## [WHAT IS EXPECTED]
Every line of the data that includes "title" should be copied out.

## [EXTRACTED MATERIAL]
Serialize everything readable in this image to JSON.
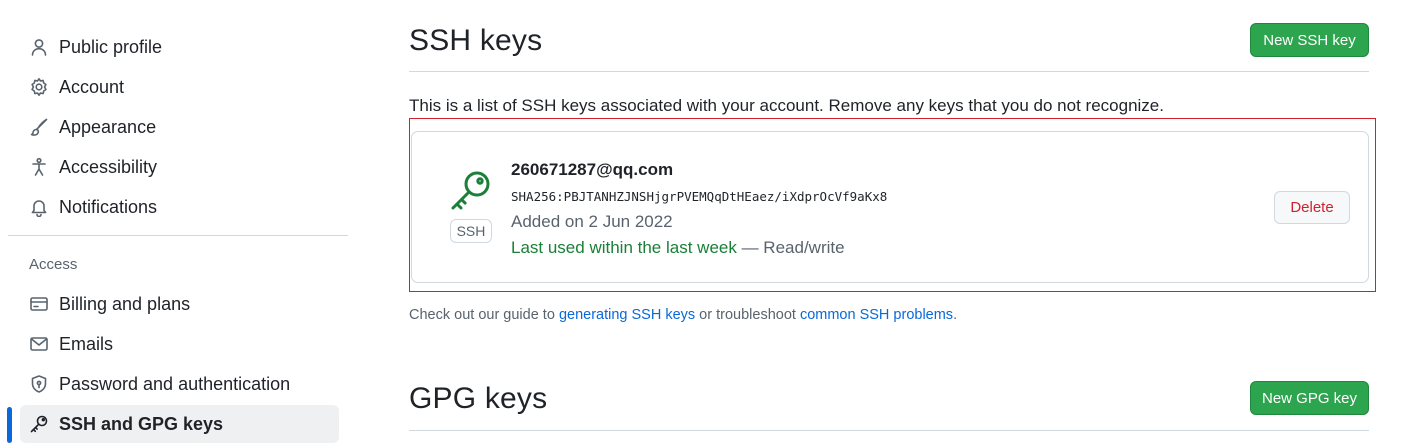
{
  "sidebar": {
    "items": [
      {
        "label": "Public profile",
        "icon": "person-icon"
      },
      {
        "label": "Account",
        "icon": "gear-icon"
      },
      {
        "label": "Appearance",
        "icon": "paintbrush-icon"
      },
      {
        "label": "Accessibility",
        "icon": "accessibility-icon"
      },
      {
        "label": "Notifications",
        "icon": "bell-icon"
      }
    ],
    "access_label": "Access",
    "access_items": [
      {
        "label": "Billing and plans",
        "icon": "credit-card-icon"
      },
      {
        "label": "Emails",
        "icon": "mail-icon"
      },
      {
        "label": "Password and authentication",
        "icon": "shield-lock-icon"
      },
      {
        "label": "SSH and GPG keys",
        "icon": "key-icon",
        "active": true
      }
    ]
  },
  "ssh": {
    "title": "SSH keys",
    "new_button": "New SSH key",
    "intro": "This is a list of SSH keys associated with your account. Remove any keys that you do not recognize.",
    "key": {
      "title": "260671287@qq.com",
      "fingerprint": "SHA256:PBJTANHZJNSHjgrPVEMQqDtHEaez/iXdprOcVf9aKx8",
      "badge": "SSH",
      "added": "Added on 2 Jun 2022",
      "last_used": "Last used within the last week",
      "access": " — Read/write",
      "delete_label": "Delete"
    },
    "guide": {
      "prefix": "Check out our guide to ",
      "link1": "generating SSH keys",
      "middle": " or troubleshoot ",
      "link2": "common SSH problems",
      "suffix": "."
    }
  },
  "gpg": {
    "title": "GPG keys",
    "new_button": "New GPG key"
  },
  "colors": {
    "accent": "#0969da",
    "primary_button": "#2da44e",
    "danger": "#cf222e",
    "success_text": "#1a7f37",
    "highlight_border": "#cf222e"
  }
}
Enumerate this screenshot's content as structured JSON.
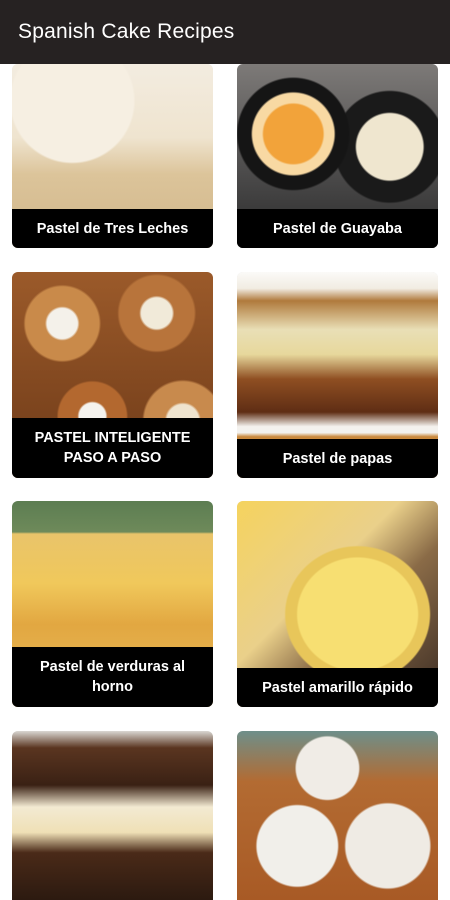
{
  "app_bar": {
    "title": "Spanish Cake Recipes"
  },
  "recipes": [
    {
      "label": "Pastel de Tres Leches",
      "photo": "tres-leches-photo"
    },
    {
      "label": "Pastel de Guayaba",
      "photo": "guayaba-photo"
    },
    {
      "label": "PASTEL INTELIGENTE PASO A PASO",
      "photo": "inteligente-photo"
    },
    {
      "label": "Pastel de papas",
      "photo": "papas-photo"
    },
    {
      "label": "Pastel de verduras al horno",
      "photo": "verduras-photo"
    },
    {
      "label": "Pastel amarillo rápido",
      "photo": "amarillo-photo"
    },
    {
      "label": "",
      "photo": "chocolate-cake-photo"
    },
    {
      "label": "",
      "photo": "coconut-cake-photo"
    }
  ]
}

## [THE ANSWER]
    "title": "SSH keys",
      "title": "260671287@qq.com",
    "title": "GPG keys",
    "title": "Spanish Cake Recipes"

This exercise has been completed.